One of the group’s goals is to promote and highlight the work of South Asian professionals. When asked why they see this as significant, Purohit and Meier were emphatic about the importance of increasing the visibility of diverse role models for younger professionals.
“It’s like that phrase “you have to see it to be it”—if you don’t see someone like Uma [Ramanathan] becoming a principal at a major firm, you might think that isn’t for you,” Meier says. “People have come to this country and become leaders in their field, sometimes with support and sometimes completely on their own. And as a result of doing it on their own, they’re very open to helping other, younger people progress in their careers. Everyone wants to give back, but if you don’t know people like that exist, it’s hard for them to be effective.”
Purohit thinks there are strong parallels to be drawn with the effort to elevate skilled women in design. She names Lakisha Woods, the first Black female executive vice president and chief executive officer of the AIA, as well as Emily Grandstaff-Rice AIA, Boston’s own current vice president of the AIA and 2023 president-elect, as inspirations. “I’m not talking about just Indians, but every person of color, and people of different cultural backgrounds,” she adds. “You can look at someone else’s career path and feel like, okay, this is the path that I want to choose.

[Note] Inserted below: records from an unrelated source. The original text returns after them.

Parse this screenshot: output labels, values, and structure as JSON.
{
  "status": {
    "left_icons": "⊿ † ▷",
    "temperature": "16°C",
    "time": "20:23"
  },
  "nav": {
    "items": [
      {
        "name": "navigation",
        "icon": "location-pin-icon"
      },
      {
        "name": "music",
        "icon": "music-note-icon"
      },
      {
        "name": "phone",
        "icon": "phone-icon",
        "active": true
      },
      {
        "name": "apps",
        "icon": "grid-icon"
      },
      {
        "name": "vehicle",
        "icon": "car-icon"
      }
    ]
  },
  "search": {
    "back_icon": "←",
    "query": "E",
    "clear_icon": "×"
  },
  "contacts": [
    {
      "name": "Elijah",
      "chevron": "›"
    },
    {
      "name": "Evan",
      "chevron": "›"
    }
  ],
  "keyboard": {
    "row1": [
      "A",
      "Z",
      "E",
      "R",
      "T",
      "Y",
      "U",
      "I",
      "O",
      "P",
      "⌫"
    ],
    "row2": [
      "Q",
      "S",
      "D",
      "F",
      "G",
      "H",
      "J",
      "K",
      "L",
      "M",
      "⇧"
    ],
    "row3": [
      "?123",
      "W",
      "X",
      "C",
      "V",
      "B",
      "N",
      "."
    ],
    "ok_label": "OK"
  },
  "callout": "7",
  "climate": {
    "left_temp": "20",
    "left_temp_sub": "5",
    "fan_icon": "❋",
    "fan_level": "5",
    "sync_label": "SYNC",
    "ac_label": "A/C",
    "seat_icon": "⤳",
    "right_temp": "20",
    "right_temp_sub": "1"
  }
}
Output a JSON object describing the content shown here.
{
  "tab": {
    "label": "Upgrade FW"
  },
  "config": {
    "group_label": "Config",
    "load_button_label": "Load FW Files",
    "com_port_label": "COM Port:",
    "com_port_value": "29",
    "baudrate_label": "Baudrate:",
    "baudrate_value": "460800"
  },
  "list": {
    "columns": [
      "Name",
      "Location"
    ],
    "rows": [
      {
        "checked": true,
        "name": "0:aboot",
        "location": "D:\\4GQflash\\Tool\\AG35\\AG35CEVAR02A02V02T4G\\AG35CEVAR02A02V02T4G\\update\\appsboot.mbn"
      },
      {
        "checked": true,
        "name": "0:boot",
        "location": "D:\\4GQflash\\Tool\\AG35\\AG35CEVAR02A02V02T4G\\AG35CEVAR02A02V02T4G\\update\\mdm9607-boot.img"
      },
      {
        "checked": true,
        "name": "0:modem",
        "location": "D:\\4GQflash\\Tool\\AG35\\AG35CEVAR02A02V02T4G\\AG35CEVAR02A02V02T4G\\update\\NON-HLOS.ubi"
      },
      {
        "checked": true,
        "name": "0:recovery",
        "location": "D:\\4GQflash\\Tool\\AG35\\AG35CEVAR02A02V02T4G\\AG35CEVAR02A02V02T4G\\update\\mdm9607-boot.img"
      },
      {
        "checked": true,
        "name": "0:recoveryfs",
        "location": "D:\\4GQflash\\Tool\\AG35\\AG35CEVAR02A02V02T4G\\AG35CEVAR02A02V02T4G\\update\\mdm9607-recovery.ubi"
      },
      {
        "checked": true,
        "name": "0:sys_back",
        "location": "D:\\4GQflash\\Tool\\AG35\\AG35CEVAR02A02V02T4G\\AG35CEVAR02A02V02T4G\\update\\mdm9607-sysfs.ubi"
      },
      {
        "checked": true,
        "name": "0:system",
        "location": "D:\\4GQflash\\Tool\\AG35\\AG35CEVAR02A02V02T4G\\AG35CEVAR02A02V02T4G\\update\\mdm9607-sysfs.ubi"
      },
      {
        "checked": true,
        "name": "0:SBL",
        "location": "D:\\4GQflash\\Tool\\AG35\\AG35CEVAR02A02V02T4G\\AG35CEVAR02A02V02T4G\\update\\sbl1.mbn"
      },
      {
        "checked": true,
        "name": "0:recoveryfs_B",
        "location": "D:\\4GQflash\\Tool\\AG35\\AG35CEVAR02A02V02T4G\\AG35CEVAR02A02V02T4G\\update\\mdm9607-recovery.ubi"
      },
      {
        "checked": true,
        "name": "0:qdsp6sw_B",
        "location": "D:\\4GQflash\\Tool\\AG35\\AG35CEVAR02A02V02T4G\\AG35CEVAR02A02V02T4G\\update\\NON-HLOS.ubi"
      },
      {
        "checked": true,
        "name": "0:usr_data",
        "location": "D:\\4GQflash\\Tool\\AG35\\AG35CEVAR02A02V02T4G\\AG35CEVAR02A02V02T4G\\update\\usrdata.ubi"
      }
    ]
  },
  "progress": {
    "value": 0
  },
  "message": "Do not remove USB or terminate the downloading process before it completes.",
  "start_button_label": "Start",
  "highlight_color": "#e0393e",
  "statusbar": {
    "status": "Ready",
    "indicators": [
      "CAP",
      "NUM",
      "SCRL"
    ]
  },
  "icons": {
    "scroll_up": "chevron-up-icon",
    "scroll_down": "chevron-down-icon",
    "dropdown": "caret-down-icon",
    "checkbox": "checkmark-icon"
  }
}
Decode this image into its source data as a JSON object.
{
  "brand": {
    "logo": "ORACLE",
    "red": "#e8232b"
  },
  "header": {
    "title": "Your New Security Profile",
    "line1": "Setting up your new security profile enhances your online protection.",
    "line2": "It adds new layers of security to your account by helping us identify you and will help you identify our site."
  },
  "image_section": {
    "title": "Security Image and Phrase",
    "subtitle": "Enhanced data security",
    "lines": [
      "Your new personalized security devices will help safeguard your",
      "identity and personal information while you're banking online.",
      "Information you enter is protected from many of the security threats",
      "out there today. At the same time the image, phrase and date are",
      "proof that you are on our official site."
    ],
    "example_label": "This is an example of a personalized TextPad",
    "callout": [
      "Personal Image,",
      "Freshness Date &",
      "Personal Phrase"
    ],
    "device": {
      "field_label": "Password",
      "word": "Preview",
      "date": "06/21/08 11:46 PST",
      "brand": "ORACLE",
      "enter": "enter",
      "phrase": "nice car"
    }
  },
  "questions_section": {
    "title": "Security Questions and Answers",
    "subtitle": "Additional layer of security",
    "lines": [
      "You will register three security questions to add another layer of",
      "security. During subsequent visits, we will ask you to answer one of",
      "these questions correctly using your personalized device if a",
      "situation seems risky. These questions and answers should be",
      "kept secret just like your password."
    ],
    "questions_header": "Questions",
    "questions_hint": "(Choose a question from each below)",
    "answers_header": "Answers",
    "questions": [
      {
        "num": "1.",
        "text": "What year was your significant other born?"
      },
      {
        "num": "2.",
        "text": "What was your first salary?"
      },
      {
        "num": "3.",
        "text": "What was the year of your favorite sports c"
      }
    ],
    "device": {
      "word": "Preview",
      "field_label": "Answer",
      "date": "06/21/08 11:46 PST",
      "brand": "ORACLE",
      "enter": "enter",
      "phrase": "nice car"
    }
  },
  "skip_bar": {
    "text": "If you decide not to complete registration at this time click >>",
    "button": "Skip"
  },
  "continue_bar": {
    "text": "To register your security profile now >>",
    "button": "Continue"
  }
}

You want to see multiple choices too—it’s about seeing different people choose different paths and succeed in their own ways.”
So, what would Purohit and Meier recommend to young professionals from minority groups who understand the need to advocate for themselves, but aren’t sure where to start?
“It’s very uncomfortable to go up to someone and introduce yourself, but it’s not only a career skill but an important life skill to have. I think Sindu does it very well,” Purohit says with a smile. “I think being able to talk to different people with different backgrounds and skillsets, and translating that to your own background and skills and applying it to where you want to go, is very helpful. You’re creating your own village as you go forward.”
“Explore far and wide, and figure out what your path is. It might not be what you started with. And, of course, join our group,” Meier says.
Join SIAD for their Diwali Celebration Dinner on October 20, 2022, from 6–8 pm, at Mumbai Spice, 251 Massachusetts Avenue in Boston.